  • Lack of loan payment
  • Car accidents/auto accidents
  • Landlord / Tenant disputes over early lease termination or security deposits.
  • Issues amongst tenants/room mates
  • Professional negligence (bad home/auto repairs, etc.)
  • Minor personal injury claim.

Moreover, it is also important to note what kinds of cases are not heard in small claims court:

  • Bankruptcy
  • Name Changes
  • Family Law Issues (Divorce, Domestic Abuse, Child Support, Paternity)
  • Serious Personal Injury Cases

For these particular cases, you can consult with an attorney in the local San Mateo area to file them appropriately.

Can I Hire an Attorney For Small Claims Court?

Most states do not allow an attorney to represent you in Small Claims Court as their entire premise is informality and inexpensiveness. However, you can still seek counsel from an attorney outside of the court if you file the case and represent yourself.

Seeking professional advice from an Attorney is recommended. They can provide you with useful pointers and unsolicited legal opinions on how to carry your claim forward in a small claims court hearing.

How Long Does It Take For A San Mateo County Small Claims Court To Process?

Generally, small claims court cases last for about twenty to seventy days, depending on the case. Here’s how a case generally goes:

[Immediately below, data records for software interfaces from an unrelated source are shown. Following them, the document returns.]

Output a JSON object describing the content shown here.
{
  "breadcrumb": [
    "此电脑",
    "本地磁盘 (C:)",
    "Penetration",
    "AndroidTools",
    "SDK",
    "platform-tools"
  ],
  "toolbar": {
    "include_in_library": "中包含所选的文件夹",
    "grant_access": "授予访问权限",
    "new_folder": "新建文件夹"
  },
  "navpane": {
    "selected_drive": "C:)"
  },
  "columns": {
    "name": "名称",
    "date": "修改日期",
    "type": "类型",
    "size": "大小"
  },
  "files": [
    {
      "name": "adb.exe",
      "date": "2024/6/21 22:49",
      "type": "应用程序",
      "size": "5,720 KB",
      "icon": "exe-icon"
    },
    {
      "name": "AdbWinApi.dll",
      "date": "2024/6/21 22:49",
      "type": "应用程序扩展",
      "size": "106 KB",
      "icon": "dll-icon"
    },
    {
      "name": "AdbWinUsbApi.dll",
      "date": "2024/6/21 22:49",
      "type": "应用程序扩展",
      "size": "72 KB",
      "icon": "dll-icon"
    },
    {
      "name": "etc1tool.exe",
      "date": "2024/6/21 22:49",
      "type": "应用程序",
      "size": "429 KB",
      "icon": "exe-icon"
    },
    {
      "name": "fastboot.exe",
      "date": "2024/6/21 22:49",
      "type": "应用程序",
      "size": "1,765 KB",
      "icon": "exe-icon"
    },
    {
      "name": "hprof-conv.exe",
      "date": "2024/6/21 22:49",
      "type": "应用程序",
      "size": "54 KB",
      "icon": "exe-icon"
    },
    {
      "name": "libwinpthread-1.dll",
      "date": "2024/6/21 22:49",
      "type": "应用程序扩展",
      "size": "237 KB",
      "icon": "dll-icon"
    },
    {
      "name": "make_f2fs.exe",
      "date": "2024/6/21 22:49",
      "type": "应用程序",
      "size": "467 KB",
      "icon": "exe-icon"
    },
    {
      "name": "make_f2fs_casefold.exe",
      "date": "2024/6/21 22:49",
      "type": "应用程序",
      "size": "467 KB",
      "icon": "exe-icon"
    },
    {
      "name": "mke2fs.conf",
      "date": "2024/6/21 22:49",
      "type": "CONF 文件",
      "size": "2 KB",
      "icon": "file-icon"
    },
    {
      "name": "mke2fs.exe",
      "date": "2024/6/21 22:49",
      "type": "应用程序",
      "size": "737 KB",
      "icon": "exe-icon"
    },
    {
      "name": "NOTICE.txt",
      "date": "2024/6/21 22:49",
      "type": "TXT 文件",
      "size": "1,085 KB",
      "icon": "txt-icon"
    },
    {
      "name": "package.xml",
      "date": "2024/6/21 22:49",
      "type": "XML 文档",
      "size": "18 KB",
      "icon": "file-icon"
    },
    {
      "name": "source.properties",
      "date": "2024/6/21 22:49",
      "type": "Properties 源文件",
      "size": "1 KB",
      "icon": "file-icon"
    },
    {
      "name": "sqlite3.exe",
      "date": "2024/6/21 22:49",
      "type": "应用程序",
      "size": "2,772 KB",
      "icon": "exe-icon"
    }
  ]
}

  • The plaintiff pays the filing fees and files the case
  • The defendant is served with an official notice, and both try to reach a settlement (mediation)
  • If not settlement is reached, both parties then speak to the judge directly in the courtroom
  • Both sides then present their sides and make arguments
  • The judge then issues a verdict reasonably quickly

Most small claims cases do not end up going to the courtroom but rather conclude in settlements. However, if that is not the case, a professional attorney can help you formulate your case to represent yourself better.


Small Claims Courts are an efficient and inexpensive way to seek justice for yourself over relatively smaller matters. Whether attorneys are allowed inside or not, having counsel can help you better understand your case and make a much more informed decision in a small claims court case.